Entries from a dataset of interfaces:

——————————

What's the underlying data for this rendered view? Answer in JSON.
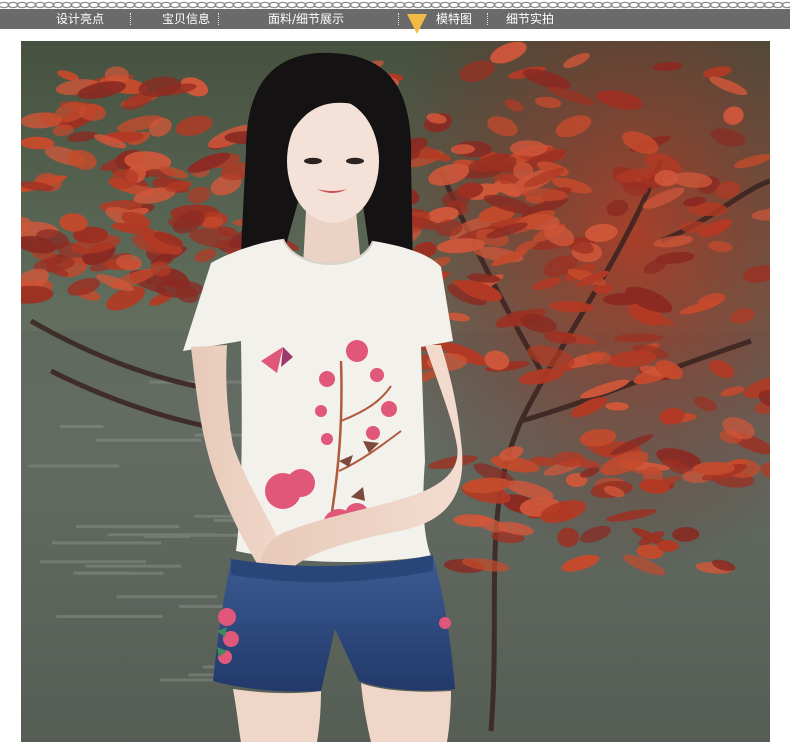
{
  "nav": {
    "items": [
      {
        "label": "设计亮点"
      },
      {
        "label": "宝贝信息"
      },
      {
        "label": "面料/细节展示"
      },
      {
        "label": "模特图"
      },
      {
        "label": "细节实拍"
      }
    ],
    "active_index": 3,
    "colors": {
      "bar": "#6a6a6a",
      "text": "#ffffff",
      "marker": "#f3bb46",
      "chain": "#8a8a8a"
    }
  },
  "photo": {
    "subject": "model-photo",
    "colors": {
      "foliage": "#b23a24",
      "water": "#59625a",
      "shirt": "#f3f1ec",
      "denim": "#2c4a7e",
      "hair": "#141212",
      "embroidery": "#e0577a"
    }
  }
}
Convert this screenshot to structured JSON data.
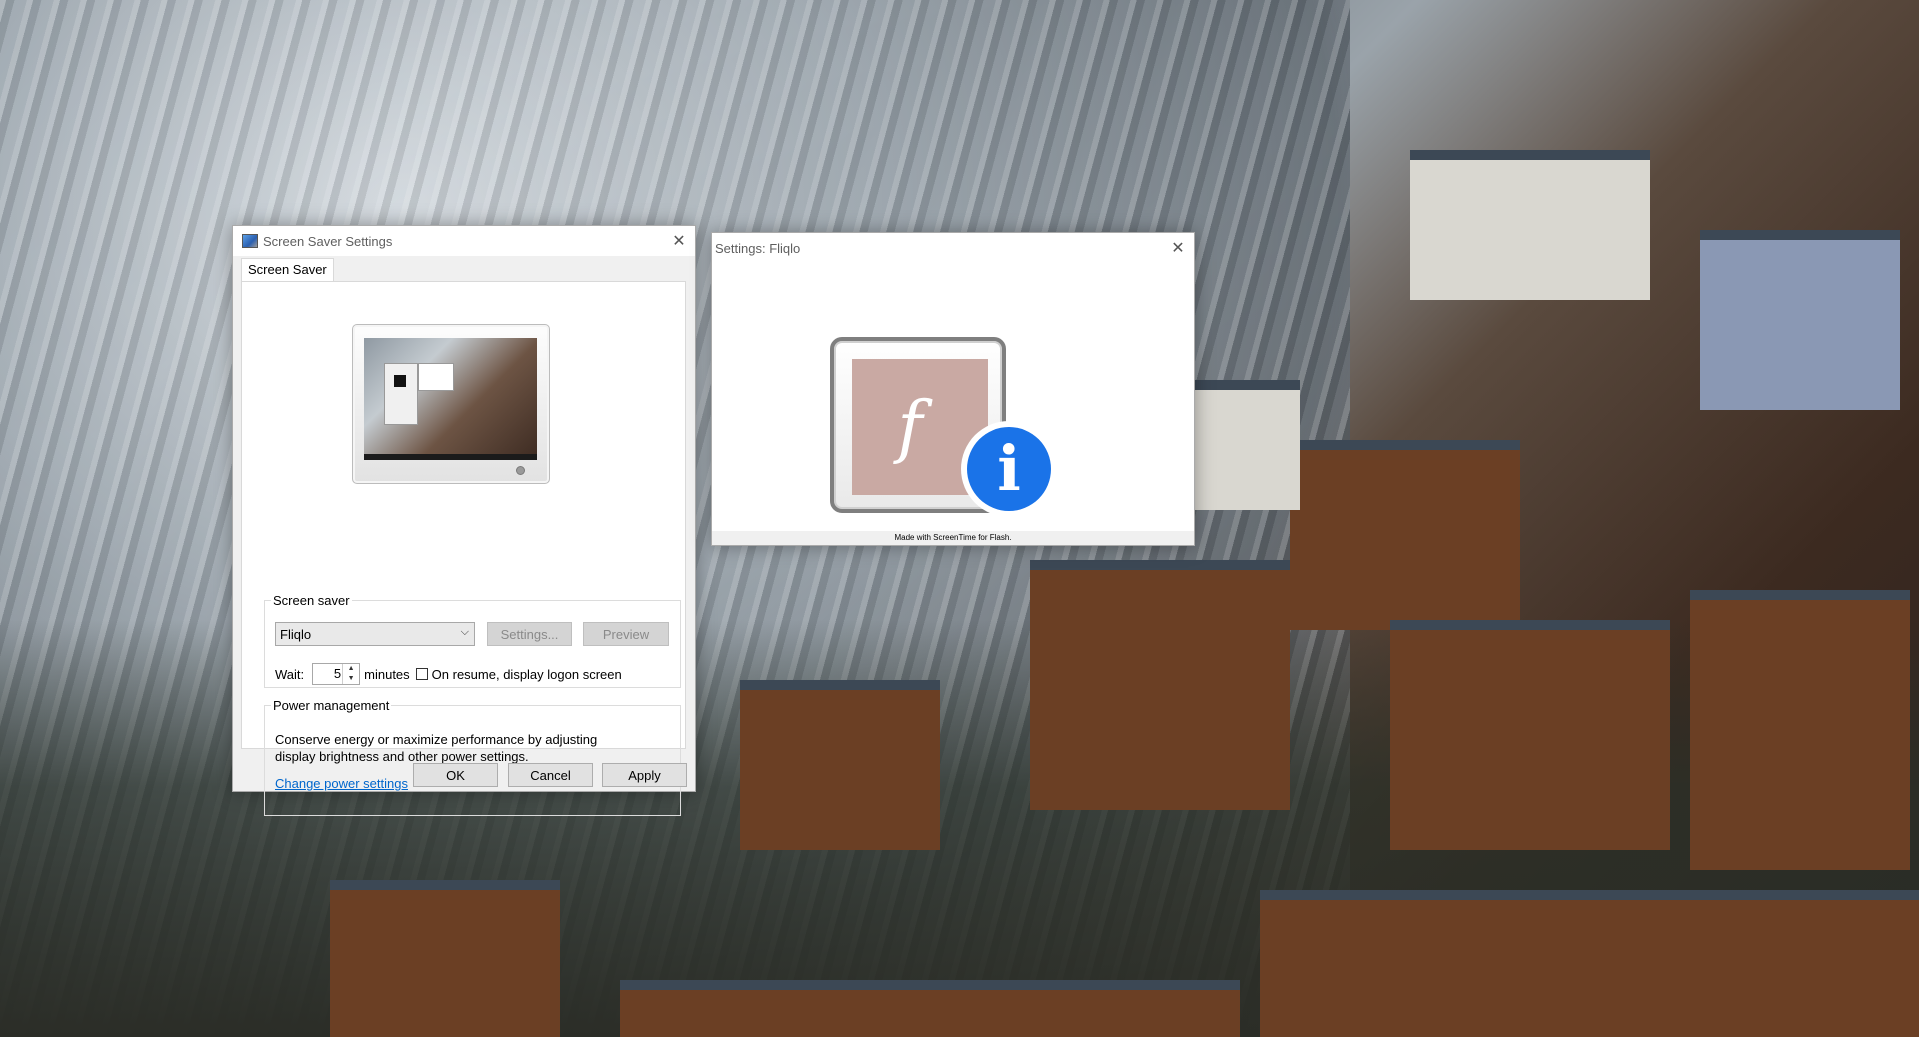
{
  "screen_saver_window": {
    "title": "Screen Saver Settings",
    "close_glyph": "✕",
    "tab_label": "Screen Saver",
    "screen_saver_group": {
      "legend": "Screen saver",
      "selected": "Fliqlo",
      "settings_label": "Settings...",
      "preview_label": "Preview",
      "wait_label": "Wait:",
      "wait_value": "5",
      "minutes_label": "minutes",
      "resume_label": "On resume, display logon screen",
      "resume_checked": false
    },
    "power_group": {
      "legend": "Power management",
      "description": "Conserve energy or maximize performance by adjusting display brightness and other power settings.",
      "link": "Change power settings"
    },
    "buttons": {
      "ok": "OK",
      "cancel": "Cancel",
      "apply": "Apply"
    }
  },
  "fliqlo_window": {
    "title": "Settings: Fliqlo",
    "close_glyph": "✕",
    "plugin_icon": "flash-plugin-info-icon",
    "status_text": "Made with ScreenTime for Flash."
  },
  "icons": {
    "chevron": "⌵",
    "spin_up": "▲",
    "spin_down": "▼",
    "flash_glyph": "f",
    "info_glyph": "i"
  },
  "colors": {
    "accent_blue": "#1a73e8",
    "link_blue": "#0066cc",
    "flash_bg": "#c9a9a3"
  }
}
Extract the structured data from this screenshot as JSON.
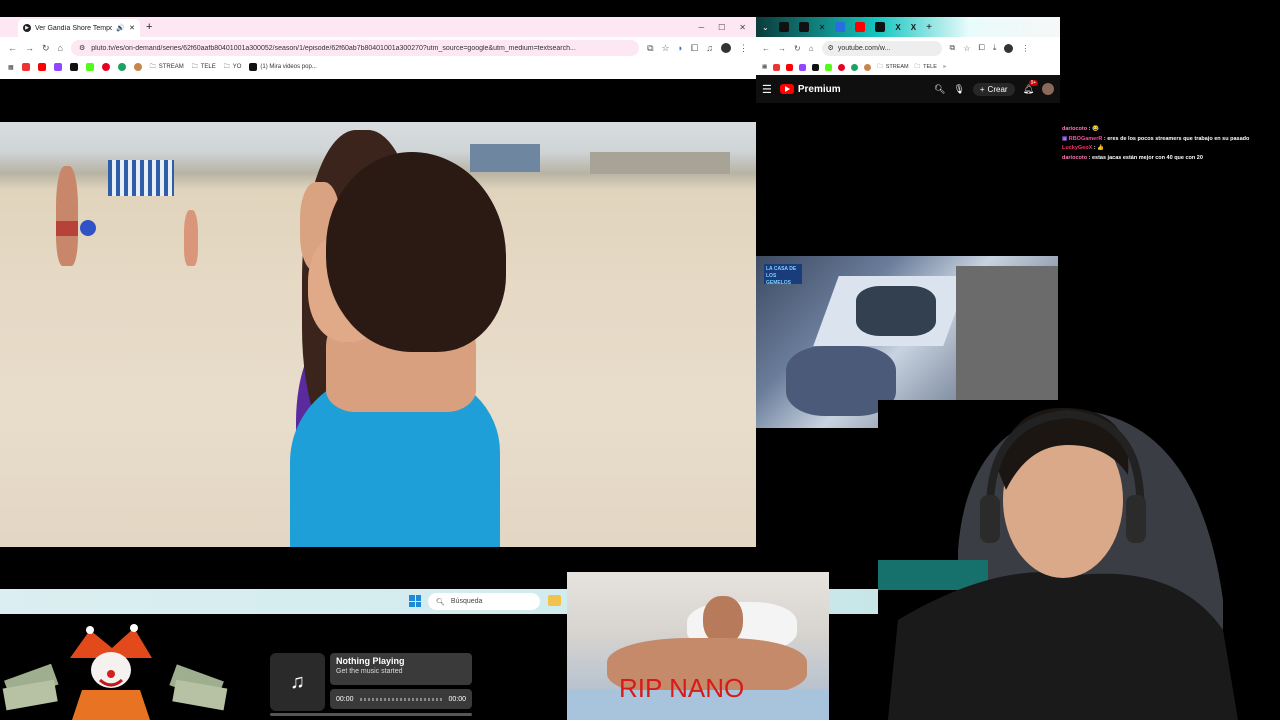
{
  "left_browser": {
    "tab_title": "Ver Gandía Shore Tempora...",
    "url": "pluto.tv/es/on-demand/series/62f60aafb80401001a300052/season/1/episode/62f60ab7b80401001a300270?utm_source=google&utm_medium=textsearch...",
    "bookmarks": [
      "STREAM",
      "TELE",
      "YO",
      "(1) Mira videos pop..."
    ]
  },
  "right_browser": {
    "url": "youtube.com/w...",
    "bookmarks": [
      "STREAM",
      "TELE"
    ],
    "yt_logo_text": "Premium",
    "create_label": "Crear",
    "notif_badge": "9+"
  },
  "chat": [
    {
      "user": "dariocoto",
      "color": "#ff7ab6",
      "text": "😂"
    },
    {
      "user": "RBOGamerR",
      "color": "#ff4da6",
      "text": "eres de los pocos streamers que trabajo en su pasado"
    },
    {
      "user": "LuckyGeoX",
      "color": "#ff2e6c",
      "text": "👍"
    },
    {
      "user": "dariocoto",
      "color": "#ff7ab6",
      "text": "estas jacas están mejor con 40 que con 20"
    }
  ],
  "taskbar": {
    "search_placeholder": "Búsqueda"
  },
  "music": {
    "title": "Nothing Playing",
    "subtitle": "Get the music started",
    "time_start": "00:00",
    "time_end": "00:00"
  },
  "rip_caption": "RIP NANO"
}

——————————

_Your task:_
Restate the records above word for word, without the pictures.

_Task output:_
What's the underlying data for this rendered view? Answer in JSON.
{
  "nav": {
    "items": [
      {
        "label": "设计亮点"
      },
      {
        "label": "宝贝信息"
      },
      {
        "label": "面料/细节展示"
      },
      {
        "label": "模特图"
      },
      {
        "label": "细节实拍"
      }
    ],
    "active_index": 3,
    "colors": {
      "bar": "#6a6a6a",
      "text": "#ffffff",
      "marker": "#f3bb46",
      "chain": "#8a8a8a"
    }
  },
  "photo": {
    "subject": "model-photo",
    "colors": {
      "foliage": "#b23a24",
      "water": "#59625a",
      "shirt": "#f3f1ec",
      "denim": "#2c4a7e",
      "hair": "#141212",
      "embroidery": "#e0577a"
    }
  }
}
Convert this screenshot to structured JSON data.
{
  "screen_saver_window": {
    "title": "Screen Saver Settings",
    "close_glyph": "✕",
    "tab_label": "Screen Saver",
    "screen_saver_group": {
      "legend": "Screen saver",
      "selected": "Fliqlo",
      "settings_label": "Settings...",
      "preview_label": "Preview",
      "wait_label": "Wait:",
      "wait_value": "5",
      "minutes_label": "minutes",
      "resume_label": "On resume, display logon screen",
      "resume_checked": false
    },
    "power_group": {
      "legend": "Power management",
      "description": "Conserve energy or maximize performance by adjusting display brightness and other power settings.",
      "link": "Change power settings"
    },
    "buttons": {
      "ok": "OK",
      "cancel": "Cancel",
      "apply": "Apply"
    }
  },
  "fliqlo_window": {
    "title": "Settings: Fliqlo",
    "close_glyph": "✕",
    "plugin_icon": "flash-plugin-info-icon",
    "status_text": "Made with ScreenTime for Flash."
  },
  "icons": {
    "chevron": "⌵",
    "spin_up": "▲",
    "spin_down": "▼",
    "flash_glyph": "f",
    "info_glyph": "i"
  },
  "colors": {
    "accent_blue": "#1a73e8",
    "link_blue": "#0066cc",
    "flash_bg": "#c9a9a3"
  }
}
Extract the structured data from this screenshot as JSON.
{
  "left_browser": {
    "tab_title": "Ver Gandía Shore Tempora...",
    "url": "pluto.tv/es/on-demand/series/62f60aafb80401001a300052/season/1/episode/62f60ab7b80401001a300270?utm_source=google&utm_medium=textsearch...",
    "bookmarks": [
      "STREAM",
      "TELE",
      "YO",
      "(1) Mira videos pop..."
    ]
  },
  "right_browser": {
    "url": "youtube.com/w...",
    "bookmarks": [
      "STREAM",
      "TELE"
    ],
    "yt_logo_text": "Premium",
    "create_label": "Crear",
    "notif_badge": "9+"
  },
  "chat": [
    {
      "user": "dariocoto",
      "color": "#ff7ab6",
      "text": "😂"
    },
    {
      "user": "RBOGamerR",
      "color": "#ff4da6",
      "text": "eres de los pocos streamers que trabajo en su pasado"
    },
    {
      "user": "LuckyGeoX",
      "color": "#ff2e6c",
      "text": "👍"
    },
    {
      "user": "dariocoto",
      "color": "#ff7ab6",
      "text": "estas jacas están mejor con 40 que con 20"
    }
  ],
  "taskbar": {
    "search_placeholder": "Búsqueda"
  },
  "music": {
    "title": "Nothing Playing",
    "subtitle": "Get the music started",
    "time_start": "00:00",
    "time_end": "00:00"
  },
  "rip_caption": "RIP NANO"
}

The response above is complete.